            /* It's not condemned.  Everything's fine.  */
            return;
          else if (EQ (FRAME_CONDEMNED_SCROLL_BARS (f),
                       w->horizontal_scroll_bar))
            fset_condemned_scroll_bars (f, bar->next);
          else
            /* If its prev pointer is nil, it must be at the front of
               one or the other!  */
            emacs_abort ();
        }
      else
        XSCROLL_BAR (bar->prev)->next = bar->next;

      if (! NILP (bar->next))
        XSCROLL_BAR (bar->next)->prev = bar->prev;

      bar->next = FRAME_SCROLL_BARS (f);
      bar->prev = Qnil;
      XSETVECTOR (barobj, bar);
      fset_scroll_bars (f, barobj);
      if (! NILP (bar->next))
        XSETVECTOR (XSCROLL_BAR (bar->next)->prev, bar);
    }
}

/* Remove all scroll bars on FRAME that haven't been saved since the
   last call to `*condemn_scroll_bars_hook'.  */

static void
w32_judge_scroll_bars (struct frame *f)
{
  Lisp_Object bar, next;

  bar = FRAME_CONDEMNED_SCROLL_BARS (f);

  /* Clear out the condemned list now so we won't try to process any
     more events on the hapless scroll bars.  */
  fset_condemned_scroll_bars (f, Qnil);

  for (; ! NILP (bar); bar = next)
    {
      struct scroll_bar *b = XSCROLL_BAR (bar);

      x_scroll_bar_remove (b);

      next = b->next;
      b->next = b->prev = Qnil;
    }

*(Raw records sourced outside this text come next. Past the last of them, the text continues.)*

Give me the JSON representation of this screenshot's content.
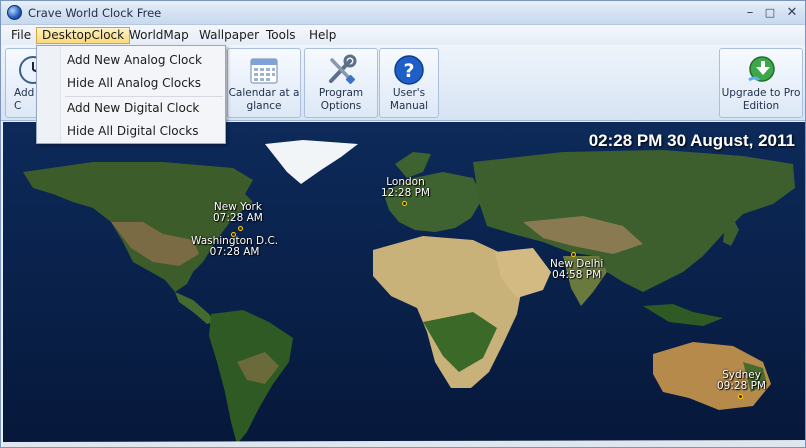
{
  "window": {
    "title": "Crave World Clock Free"
  },
  "menu": {
    "file": "File",
    "desktop_clock": "DesktopClock",
    "world_map": "WorldMap",
    "wallpaper": "Wallpaper",
    "tools": "Tools",
    "help": "Help"
  },
  "dropdown": {
    "items": [
      "Add New Analog Clock",
      "Hide All Analog Clocks",
      "Add New Digital Clock",
      "Hide All Digital Clocks"
    ]
  },
  "toolbar": {
    "add_analog": "Add\nC",
    "calendar": "Calendar at a\nglance",
    "options": "Program\nOptions",
    "manual": "User's\nManual",
    "upgrade": "Upgrade to Pro\nEdition"
  },
  "clock": {
    "display": "02:28 PM 30 August, 2011"
  },
  "cities": [
    {
      "name": "London",
      "time": "12:28 PM"
    },
    {
      "name": "New York",
      "time": "07:28 AM"
    },
    {
      "name": "Washington D.C.",
      "time": "07:28 AM"
    },
    {
      "name": "New Delhi",
      "time": "04:58 PM"
    },
    {
      "name": "Sydney",
      "time": "09:28 PM"
    }
  ],
  "icons": {
    "app": "globe-icon",
    "calendar": "calendar-icon",
    "options": "tools-icon",
    "manual": "help-icon",
    "upgrade": "upgrade-icon",
    "add_analog": "analog-clock-icon"
  },
  "colors": {
    "ocean": "#071a3e",
    "accent": "#d6a63d"
  }
}
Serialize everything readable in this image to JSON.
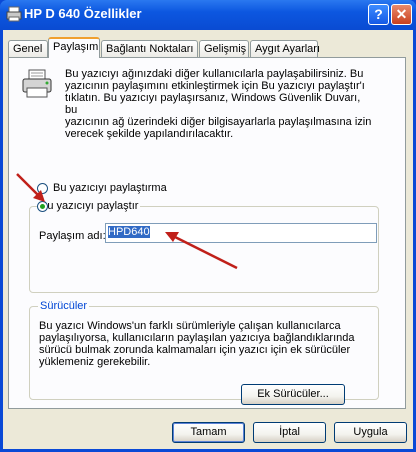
{
  "window": {
    "title": "HP D 640 Özellikler",
    "help_glyph": "?",
    "close_glyph": "✕"
  },
  "tabs": [
    {
      "label": "Genel",
      "active": false
    },
    {
      "label": "Paylaşım",
      "active": true
    },
    {
      "label": "Bağlantı Noktaları",
      "active": false
    },
    {
      "label": "Gelişmiş",
      "active": false
    },
    {
      "label": "Aygıt Ayarları",
      "active": false
    }
  ],
  "sharing": {
    "intro_lines": [
      "Bu yazıcıyı ağınızdaki diğer kullanıcılarla paylaşabilirsiniz.  Bu",
      "yazıcının paylaşımını etkinleştirmek için Bu yazıcıyı paylaştır'ı",
      "tıklatın.  Bu yazıcıyı paylaşırsanız, Windows Güvenlik Duvarı, bu",
      "yazıcının ağ üzerindeki diğer bilgisayarlarla paylaşılmasına izin",
      "verecek şekilde yapılandırılacaktır."
    ],
    "radio_no_share": "Bu yazıcıyı paylaştırma",
    "radio_share": "Bu yazıcıyı paylaştır",
    "selected": "share",
    "share_name_label": "Paylaşım adı:",
    "share_name_value": "HPD640"
  },
  "drivers": {
    "legend": "Sürücüler",
    "text_lines": [
      "Bu yazıcı Windows'un farklı sürümleriyle çalışan kullanıcılarca",
      "paylaşılıyorsa, kullanıcıların paylaşılan yazıcıya bağlandıklarında",
      "sürücü bulmak zorunda kalmamaları için yazıcı için ek sürücüler",
      "yüklemeniz gerekebilir."
    ],
    "extra_drivers_button": "Ek Sürücüler..."
  },
  "buttons": {
    "ok": "Tamam",
    "cancel": "İptal",
    "apply": "Uygula"
  },
  "colors": {
    "arrow": "#c0201a",
    "title_bar": "#0a4bd2",
    "selected_text_bg": "#316ac5"
  }
}
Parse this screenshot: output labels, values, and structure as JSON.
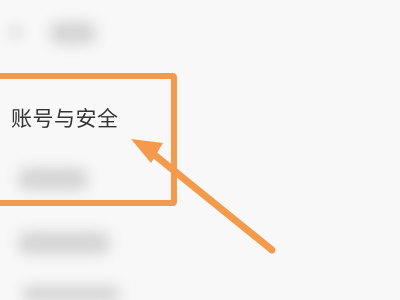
{
  "menu_item": {
    "label": "账号与安全"
  },
  "annotation": {
    "highlight_color": "#f39a4c",
    "arrow_color": "#f39a4c"
  }
}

  /* Now there should be no references to the condemned scroll bars,
     and they should get garbage-collected.  */
}

Source.